Isn’t that enough? Shouldn’t it be? Or, do we feel obligated to append a dependent clause, as in, “A lifetime of achievements,” “…of having accomplished X, Y and Z”, or even: “A Lifetime devoted to…”. Must there always be the subsequent appendage, or isn’t living a lifetime enough in and of itself?
Was Aristotle right in depicting human beings (and everything else in the universe) as possessing a purposive reason for existence; or, as the French Existentialist had declared, does existence precede essence, and instead of being fated with a predetermined destiny and an inherent basis for being born, we can simply “make up” the reason for our essence and thrive in whichever direction we choose, in whatever endeavor we decide upon?

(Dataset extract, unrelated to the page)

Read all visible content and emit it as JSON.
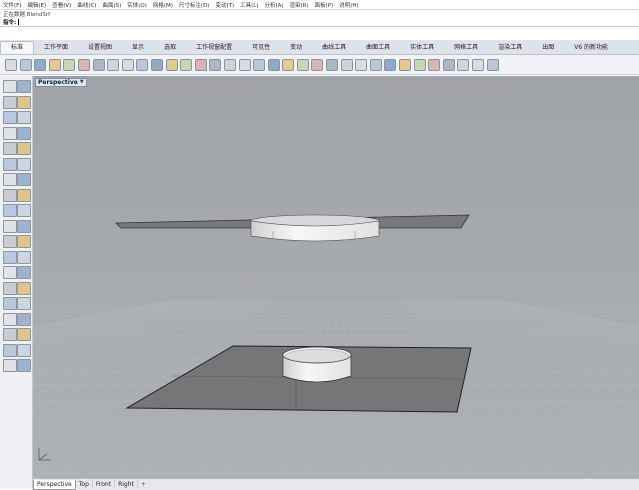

Is simply having a “lifetime” not enough? Must we always have a reason and rationale for our existence? Or, is it enough to have an ending, like Yasujiro Ozu’s tombstone which simply has the characters of “Mu” — “nothingness”? Ozu certainly “accomplished” much; as a director, he is recognized for his quiet brilliance and insightful dialogues, as well as depicted scenes of serenity and human conflict. In the end, it was merely a lifetime, and nothingness followed except in the minds of those whom he left behind.
For Federal employees and U.S. Postal workers who suffer from a medical condition such that the medical condition prevents the Federal or Postal employee from performing one or more of the essential elements of his or her job, the “thing” that often compels the Federal or Postal worker into working beyond what the medical condition allows — i.e., of “working one’s self to death” — is a sense that having a lifetime is not quite enough.
There is the “mission” to accomplish, or the work that needs to be completed, etc. But when it comes to the critical point of choosing between one’s health and such a perspective of accomplishments, there should be no indecision: Life itself is precious, and one’s health is the foundation for a life.
At that point, filing for FERS Disability Retirement makes sense, and consulting with an Attorney who specializes in Federal Disability Retirement Law should be the next step after realizing that a lifetime is, indeed, sufficient.
Robert R. McGill, Esquire